Butser Hill in the Spring is covered in the flowers of the Common cowslip, particularly on the northern and western slopes but also along the A3 verges and the South Downs Way.

The Cowslip’s name is thought to originate from the old English for cow dung as its flowers were commonly seen in grazing meadows. Traditionally the flowers were used to flavour wine and vinegar.

This semi-evergreen perennial is found throughout Europe and Asia although in this country it has been threatened by the agricultural improvement of grasslands.


The slopes on Butser have not now been disturbed for 50 years and  as a consequence numbers of Cowslip are growing every year.

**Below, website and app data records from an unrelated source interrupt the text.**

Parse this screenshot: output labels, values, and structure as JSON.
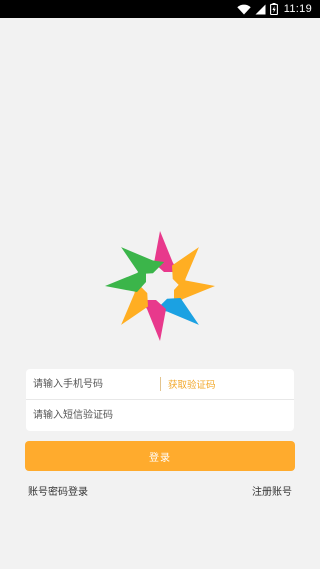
{
  "status_bar": {
    "time": "11:19",
    "icons": [
      "wifi-icon",
      "cell-signal-icon",
      "battery-charging-icon"
    ]
  },
  "logo": {
    "name": "multicolor-star-logo",
    "colors": [
      "#e8398c",
      "#ffae22",
      "#1ba1e2",
      "#3bb54a"
    ]
  },
  "form": {
    "phone_placeholder": "请输入手机号码",
    "get_code_label": "获取验证码",
    "code_placeholder": "请输入短信验证码"
  },
  "login_button": {
    "label": "登录"
  },
  "links": {
    "password_login": "账号密码登录",
    "register": "注册账号"
  },
  "colors": {
    "background": "#f2f2f2",
    "accent": "#ffab2d",
    "link_accent": "#f2a82a"
  }
}
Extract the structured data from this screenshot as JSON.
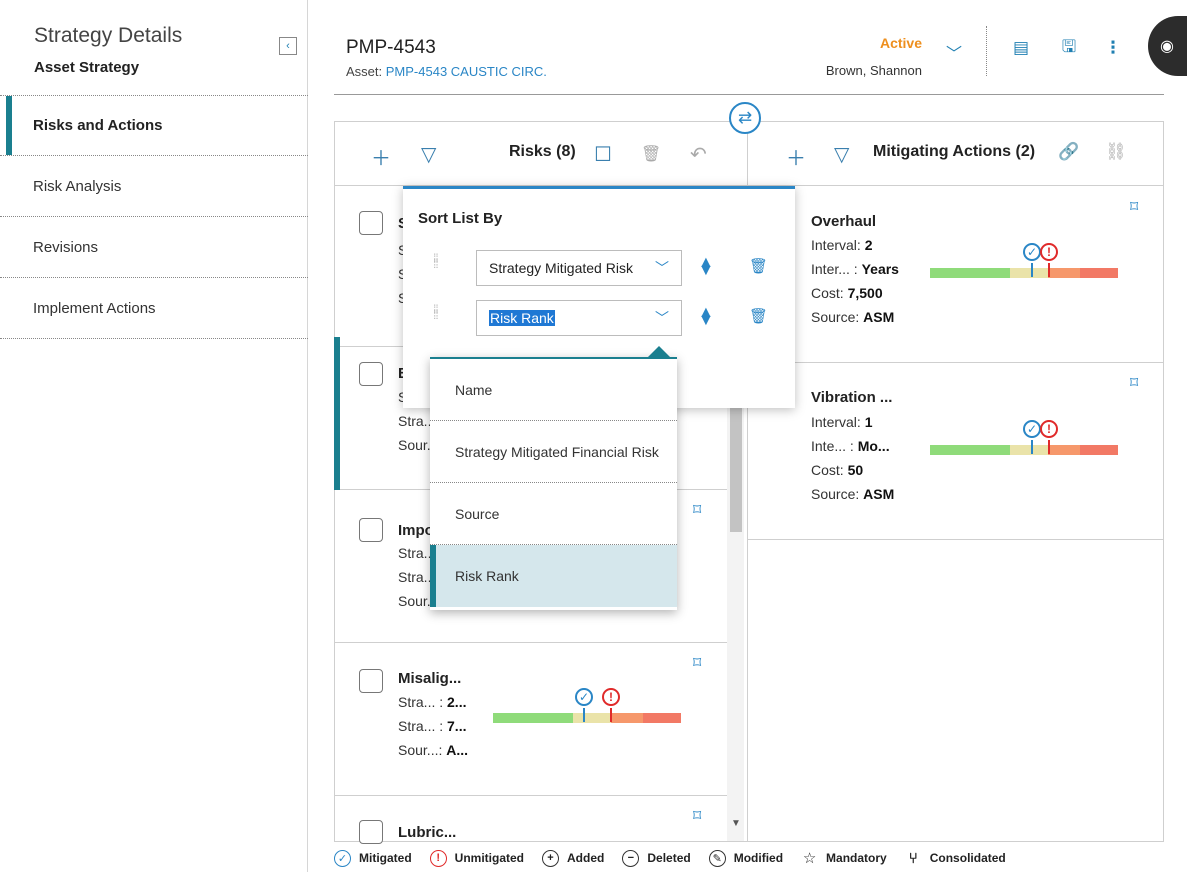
{
  "sidebar": {
    "title": "Strategy Details",
    "subtitle": "Asset Strategy",
    "collapse_icon": "‹",
    "items": [
      {
        "label": "Risks and Actions"
      },
      {
        "label": "Risk Analysis"
      },
      {
        "label": "Revisions"
      },
      {
        "label": "Implement Actions"
      }
    ]
  },
  "header": {
    "title": "PMP-4543",
    "asset_prefix": "Asset:",
    "asset_link": "PMP-4543 CAUSTIC CIRC.",
    "status": "Active",
    "owner": "Brown, Shannon",
    "status_color": "#ee8f1e"
  },
  "risks_panel": {
    "title": "Risks (8)",
    "cards": [
      {
        "name": "S",
        "lines": [
          "S",
          "S",
          "S"
        ]
      },
      {
        "name": "B",
        "lines": [
          "S",
          "Stra...",
          "Sour..."
        ]
      },
      {
        "name": "Impo",
        "lines": [
          "Stra...",
          "Stra...",
          "Sour..."
        ]
      },
      {
        "name": "Misalig...",
        "lines": [
          {
            "label": "Stra... :",
            "value": "2..."
          },
          {
            "label": "Stra... :",
            "value": "7..."
          },
          {
            "label": "Sour...:",
            "value": "A..."
          }
        ]
      },
      {
        "name": "Lubric..."
      }
    ]
  },
  "mitigating_panel": {
    "title": "Mitigating Actions (2)",
    "cards": [
      {
        "name": "Overhaul",
        "lines": [
          {
            "label": "Interval:",
            "value": "2"
          },
          {
            "label": "Inter... :",
            "value": "Years"
          },
          {
            "label": "Cost:",
            "value": "7,500"
          },
          {
            "label": "Source:",
            "value": "ASM"
          }
        ]
      },
      {
        "name": "Vibration ...",
        "lines": [
          {
            "label": "Interval:",
            "value": "1"
          },
          {
            "label": "Inte... :",
            "value": "Mo..."
          },
          {
            "label": "Cost:",
            "value": "50"
          },
          {
            "label": "Source:",
            "value": "ASM"
          }
        ]
      }
    ]
  },
  "sort_popover": {
    "title": "Sort List By",
    "rows": [
      {
        "value": "Strategy Mitigated Risk"
      },
      {
        "value": "Risk Rank"
      }
    ]
  },
  "sort_dropdown": {
    "options": [
      "Name",
      "Strategy Mitigated Financial Risk",
      "Source",
      "Risk Rank"
    ],
    "selected": "Risk Rank"
  },
  "legend": [
    {
      "label": "Mitigated",
      "icon": "check-circle-icon"
    },
    {
      "label": "Unmitigated",
      "icon": "exclamation-circle-icon"
    },
    {
      "label": "Added",
      "icon": "plus-circle-icon"
    },
    {
      "label": "Deleted",
      "icon": "minus-circle-icon"
    },
    {
      "label": "Modified",
      "icon": "pencil-circle-icon"
    },
    {
      "label": "Mandatory",
      "icon": "star-outline-icon"
    },
    {
      "label": "Consolidated",
      "icon": "consolidated-icon"
    }
  ],
  "colors": {
    "accent": "#1a7f8f",
    "link": "#2a86c6",
    "risk_green": "#8fdb7a",
    "risk_yellow": "#eae3a9",
    "risk_orange": "#f6986b",
    "risk_red": "#f27965"
  }
}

Additional benefit from the large numbers comes from the fact that the leaves are a key food plant for the larval stage of the Duke of Burgundy butterfly.

This extremely scarce butterfly is found over much of Butser Hill and we are lucky enough to have what is probably its largest stronghold in the UK.

Over a 24 hour period from 4pm on Saturday the 10th August through to the same time on the 11th, there will be a BioBlitz event at the Country Park. This is open to the public with the simple aim to find as many species as possible across the Park. Last year over 600 were identified. More information at www.hants.gov.uk/qecp